Fire Ants: Everybody wants to eradicate biting, invasive fire ants, but scientists say they can learn a great deal by studying the social structure of these insects. New research shows that the widespread success of fire ants has been assisted when humans disturb natural areas with roads and development.Tiny Fish: Big Deal, Wild Olympics, Biofuel from Cornfield Residue, Fire Ants

State(s) featured in this episode: Florida / Iowa / Oregon / Washington
Segment 305

In Iowa and Tennessee, researchers and farmers are on the front lines of the biofuel revolution where switchgrass, sourgum and miscanthus are grown specifically as renewable fuel sources.

State(s) featured in this episode: Iowa / Tennessee
Segment 305

Grass for gas: new frontiers in growing biofuels
In Iowa and Tennessee, researchers and farmers are on the front lines of the biofuel revolution where switchgrass, sourgum and miscanthus are grown specifically as renewable fuel sources

Backyard wilderness in Los Angeles
Unlike most wilderness areas that are remote and hard to access, the San Gabriel Mountains are within easy reach of the L.A. urban sprawl, forming the centerpiece of an imaginative plan for a 600,000-acre national recreation area

Restoring native plants in Utah
High school students in Kanab learn the importance of protecting vanishing native plants and tackling invasive species. Harvesting native seeds, sprouting them in a greenhouse and transplanting them in acre-sized test plots, they track the plants’ progress with GPS technology

State(s) featured in this episode: California / Iowa / Tennessee / Utah
Segment 205

Bison Homecoming: The buffalo are back! One hundred years after Native American Michael Pablo sent his captive bison herd to Canada to help preserve the dwindling species, dozens of their direct descendants were released into the bison herd on the American Prairie Reserve in northern Montana.
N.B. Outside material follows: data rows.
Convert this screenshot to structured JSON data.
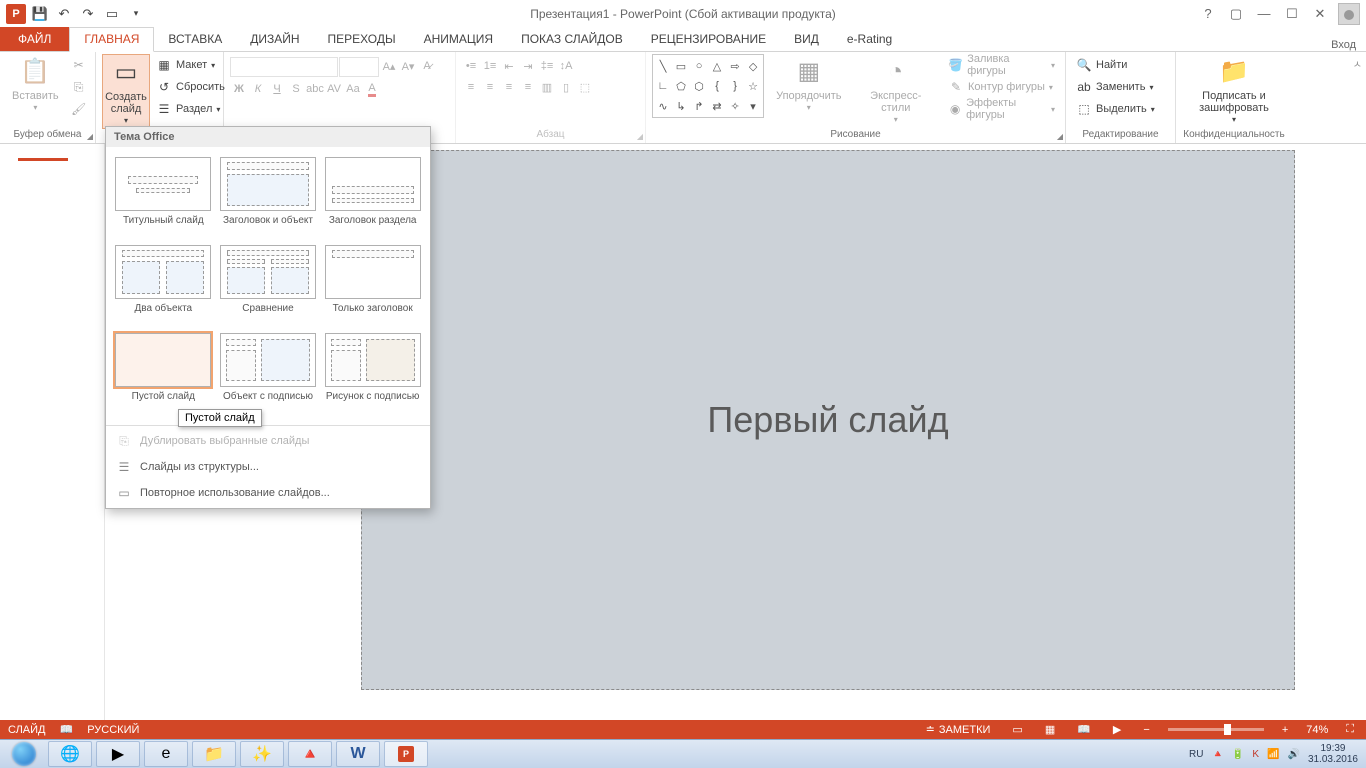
{
  "title": "Презентация1 - PowerPoint (Сбой активации продукта)",
  "signin": "Вход",
  "tabs": {
    "file": "ФАЙЛ",
    "home": "ГЛАВНАЯ",
    "insert": "ВСТАВКА",
    "design": "ДИЗАЙН",
    "transitions": "ПЕРЕХОДЫ",
    "animations": "АНИМАЦИЯ",
    "slideshow": "ПОКАЗ СЛАЙДОВ",
    "review": "РЕЦЕНЗИРОВАНИЕ",
    "view": "ВИД",
    "erating": "e-Rating"
  },
  "ribbon": {
    "clipboard": {
      "paste": "Вставить",
      "label": "Буфер обмена"
    },
    "slides": {
      "new_slide": "Создать слайд",
      "layout": "Макет",
      "reset": "Сбросить",
      "section": "Раздел"
    },
    "paragraph_label": "Абзац",
    "drawing": {
      "arrange": "Упорядочить",
      "quick_styles": "Экспресс-стили",
      "fill": "Заливка фигуры",
      "outline": "Контур фигуры",
      "effects": "Эффекты фигуры",
      "label": "Рисование"
    },
    "editing": {
      "find": "Найти",
      "replace": "Заменить",
      "select": "Выделить",
      "label": "Редактирование"
    },
    "protect": {
      "btn": "Подписать и зашифровать",
      "label": "Конфиденциальность"
    }
  },
  "layout_menu": {
    "header": "Тема Office",
    "items": [
      "Титульный слайд",
      "Заголовок и объект",
      "Заголовок раздела",
      "Два объекта",
      "Сравнение",
      "Только заголовок",
      "Пустой слайд",
      "Объект с подписью",
      "Рисунок с подписью"
    ],
    "tooltip": "Пустой слайд",
    "dup": "Дублировать выбранные слайды",
    "outline": "Слайды из структуры...",
    "reuse": "Повторное использование слайдов..."
  },
  "slide_text": "Первый слайд",
  "status": {
    "slide": "СЛАЙД",
    "lang": "РУССКИЙ",
    "notes": "ЗАМЕТКИ",
    "zoom": "74%"
  },
  "tray": {
    "lang": "RU",
    "time": "19:39",
    "date": "31.03.2016"
  }
}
The World Wildlife Fund has been collaborating with the American Prairie Reserve to help restore the grasslands habitat for the bison, birds, and other important native species that roamed the region when Lewis and Clark arrived in 1805.
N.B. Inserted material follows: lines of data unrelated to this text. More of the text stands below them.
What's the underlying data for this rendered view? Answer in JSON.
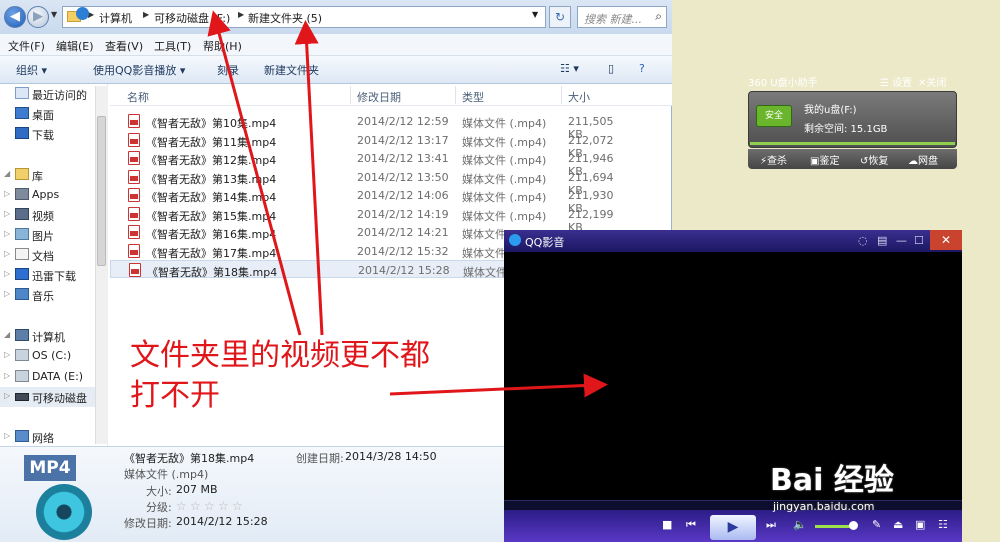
{
  "explorer": {
    "breadcrumb": [
      "计算机",
      "可移动磁盘 (F:)",
      "新建文件夹 (5)"
    ],
    "search_placeholder": "搜索 新建...",
    "menus": [
      "文件(F)",
      "编辑(E)",
      "查看(V)",
      "工具(T)",
      "帮助(H)"
    ],
    "toolbar": {
      "organize": "组织 ▾",
      "play_with": "使用QQ影音播放 ▾",
      "burn": "刻录",
      "new_folder": "新建文件夹"
    },
    "sidebar": [
      {
        "label": "最近访问的",
        "icon": "recent-icon"
      },
      {
        "label": "桌面",
        "icon": "desktop-icon"
      },
      {
        "label": "下载",
        "icon": "download-icon"
      },
      {
        "label": "库",
        "icon": "library-icon"
      },
      {
        "label": "Apps",
        "icon": "apps-icon"
      },
      {
        "label": "视频",
        "icon": "video-icon"
      },
      {
        "label": "图片",
        "icon": "picture-icon"
      },
      {
        "label": "文档",
        "icon": "document-icon"
      },
      {
        "label": "迅雷下载",
        "icon": "thunder-icon"
      },
      {
        "label": "音乐",
        "icon": "music-icon"
      },
      {
        "label": "计算机",
        "icon": "computer-icon"
      },
      {
        "label": "OS (C:)",
        "icon": "drive-icon"
      },
      {
        "label": "DATA (E:)",
        "icon": "drive-icon"
      },
      {
        "label": "可移动磁盘",
        "icon": "removable-drive-icon"
      },
      {
        "label": "网络",
        "icon": "network-icon"
      }
    ],
    "columns": [
      "名称",
      "修改日期",
      "类型",
      "大小"
    ],
    "files": [
      {
        "name": "《智者无敌》第10集.mp4",
        "date": "2014/2/12 12:59",
        "type": "媒体文件 (.mp4)",
        "size": "211,505 KB"
      },
      {
        "name": "《智者无敌》第11集.mp4",
        "date": "2014/2/12 13:17",
        "type": "媒体文件 (.mp4)",
        "size": "212,072 KB"
      },
      {
        "name": "《智者无敌》第12集.mp4",
        "date": "2014/2/12 13:41",
        "type": "媒体文件 (.mp4)",
        "size": "211,946 KB"
      },
      {
        "name": "《智者无敌》第13集.mp4",
        "date": "2014/2/12 13:50",
        "type": "媒体文件 (.mp4)",
        "size": "211,694 KB"
      },
      {
        "name": "《智者无敌》第14集.mp4",
        "date": "2014/2/12 14:06",
        "type": "媒体文件 (.mp4)",
        "size": "211,930 KB"
      },
      {
        "name": "《智者无敌》第15集.mp4",
        "date": "2014/2/12 14:19",
        "type": "媒体文件 (.mp4)",
        "size": "212,199 KB"
      },
      {
        "name": "《智者无敌》第16集.mp4",
        "date": "2014/2/12 14:21",
        "type": "媒体文件 (.mp4)",
        "size": ""
      },
      {
        "name": "《智者无敌》第17集.mp4",
        "date": "2014/2/12 15:32",
        "type": "媒体文件 (.mp4)",
        "size": ""
      },
      {
        "name": "《智者无敌》第18集.mp4",
        "date": "2014/2/12 15:28",
        "type": "媒体文件 (.mp4)",
        "size": ""
      }
    ],
    "details": {
      "badge": "MP4",
      "filename": "《智者无敌》第18集.mp4",
      "created_label": "创建日期:",
      "created": "2014/3/28 14:50",
      "type": "媒体文件 (.mp4)",
      "size_label": "大小:",
      "size": "207 MB",
      "rating_label": "分级:",
      "modified_label": "修改日期:",
      "modified": "2014/2/12 15:28"
    }
  },
  "usb_helper": {
    "title": "360 U盘小助手",
    "settings": "设置",
    "close": "关闭",
    "badge": "安全",
    "disk_name": "我的u盘(F:)",
    "free_space": "剩余空间: 15.1GB",
    "buttons": [
      "查杀",
      "鉴定",
      "恢复",
      "网盘"
    ]
  },
  "player": {
    "title": "QQ影音"
  },
  "annotation": {
    "line1": "文件夹里的视频更不都",
    "line2": "打不开"
  },
  "watermark": {
    "brand": "Bai 经验",
    "url": "jingyan.baidu.com"
  }
}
Preserving Tribal Languages: The passion of tribal elders and 21st century video technology are merging to bring new life to the Ojibwe language. Using “home movies” that depict everyday scenarios, experts at the University of Minnesota-Duluth are helping new generations learn and appreciate the language and culture.

Peregrine Protection:
Peregrine falcons are making a comeback—in some most unusual places. With help from bird lovers in Iowa, this once nearly extinct raptor has a new place to call home—atop an Iowa skyscraper! Once nearly wiped out by DDT, local falconers and the state Department of Natural Resources helped design a nest box that’s keeping peregrine parents safe and cozy, and helping provide for a healthy new generation.

Soaring with Paragliders: Jumping off a cliff has never been so spectacular! Daredevils in Oregon use thermal currents in a sort of “yacht race in the sky.” 160 pilots joined the “Rat Race” in the intricate sport of paragliding. Their only source of power is the thermal lift from hot air. Even the crew of “Oregon Field Guide” at Oregon Public Broadcasting got in on the act during this breathtaking event.

State(s) featured in this episode: Iowa / Minnesota / Montana / Oregon